Born: September 13th, 1816, Edinburgh,
Master: 1852, merchant, ship builder
Died: Friday July 1st, 1887, age 71, Amherstburg
Obituary, Amherstburg Echo, July 8, 1887
On Friday evening last, John McLeod, who has been seriously ill at his residence in this town for some months back, passed quietly away in the midst of his family and friends, and a long and eventful life of 71 years was terminated. The funeral took place on Sunday afternoon on the family burying ground at the cemetery after service at the family residence, by the Rev. A.S. Falls, A.B., Rector of Christs Church. The pall bearers were Mayor Twomey, Collector of Customs George Gott, Simon Kemp, Simon Fraser, John Bell and Loftus Cuddy. The Canadian Biographical Dictionary gives the following sketch of deceased: --John McLeod was a native of Edinburgh, Scotland, and was born September 13th, 1816. His father, John McLeod, Sr., was a type founder, and foreman for years of the only foundry of that class in the city of Edinburgh. The mother of our subject, before her marriage, was Ann Gordon. He was educated, in part, in the common schools of Edinburgh and Inverness; in 1832, came to Nova Scotia, finished his literary studies at Pictou, and there read law; went to New York City, having the legal profession in view, but changed his mind, and, after clerking awhile in a dry goods store, came to Detroit, and was in the mercantile trade in that city until 1838, when he settled in Amherstburg.

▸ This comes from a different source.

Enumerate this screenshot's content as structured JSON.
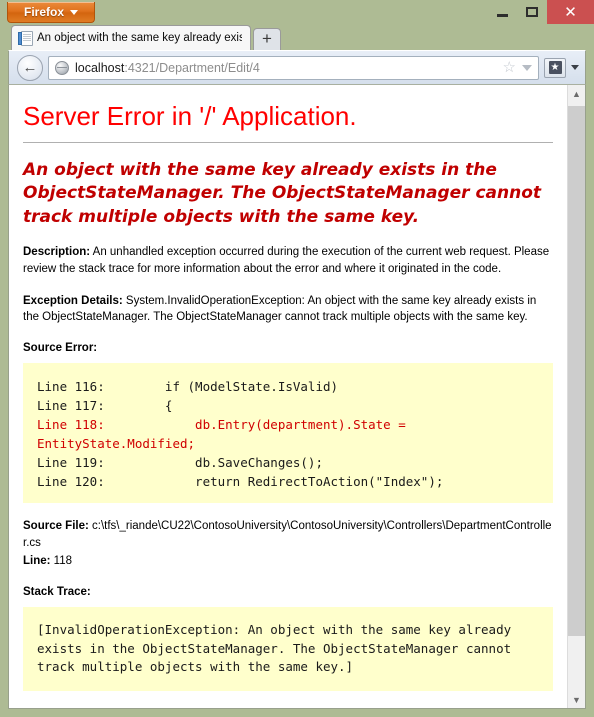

Here, for thirty years Mr. McLeod was engaged in the mercantile trade, and in building steamboats and sail vessels, being the leading business man in the place. He built the first vessel that ever sailed from Chicago to Liverpool. It is not unlikely that, in a business sense, Mr. McLeod erred on virtues side -- was too diligent, for, seventeen or eighteen years ago, his health began to fail, and his physician said he must retire. He did so. In 1857 he was elected to the old Canadian Parliament, representing Essex, and serving the full term of four years, the sessions in those days being held in Quebec and Toronto alternately. He was a Conservative. On the 30th of November, 1838, Mr. McLeod married at Detroit, Miss Mary Kenyon, a native of England; and of eight children born to them, onlytwo are living, Emma, wife, of James Hedley, editor of the Monetary Times, Toronto, and Annie, wife, of Dr. Lett, Manager of the Homewood Retreat for the Insane, at Guelph. In 1875, Mr. McLeod purchased the Old Fort Malden property, and resided in the house formerly occupied by the physicians to the Asylum, the loveliest site for a residence on the Detroit River. The house stands within one hundred feet of the river, facing the West, with a sixteen-mile view up the stream at the right, and, to the left, Lake Erie, spreading out as far as the eye can see with the whole navigation of the western world passing right in front. One may travel many a hundred miles in the valley of the great lakes without finding a prospect to match this in picturesque beauty. At the rear end of the house as you step out of doors in the second story, you are in the grounds of old Fort Malden, teeming with historical reminiscences, with the stump of the flag staff still standing where it was erected long, long ago. On that spot, said to be the highest ground in Essex, cast up as a defense against the threatening foe, stand huge poplars, black walnuts, maples, and the handsomest English lime the writer ever saw. Beautiful shade trees in the front as well as in the rear, add very much to the loveliness of the place -- a rural retreat which a poet might covet, and a prince be proud to own. Mr. McLeod had a library of about 3,000 volumes, the works of standard Europeans and American authors, from Dante and Chaucer to Tennyson and Bryant, from Froissart to Froude, Motley and Parkman, nearly all in the best editions for library purposed. It is the best private collection of books which we have seen in nearly a years travels in Ontario. It is especially rich in illustrated works -- Dante, Shakespeare, Milton, Don Quixote, etc., with such works of Art as Hogarth, the Wilkie Gallery, Boydells Shakespeare, and the like. Mr. McLeod had the London Illustrated News complete for thirty-two years. He read a great deal, and was thoroughly posted in European and American history.
The election referred to in 1857 was contested with Colonel Arthur Rankin and is one of the most memorable not only in the history of the County of Essex, but also of Canada and innumerable stories of that stirring political fight are still told by the older residents of Essex. The sailing vessel referred to as going to Liverpool was the Thomas F. Park, which took out a load of square timber and brought back a cargo of merchandise, which Mr. McLeod distributed among his stores at Goderich, Wallaceburg, Windsor and this town. His vessels were mostly engaged freighting wheat from his northern stores and shipping back all kinds of merchandise. The present site of the spoke factory and neighbourhood were at one time covered with busy hives of mills, distillery and other establishments belonging to Mr. McLeod. Mrs. McLeod survives and she and the other members of the family inherit a very large personal estate left by the deceased.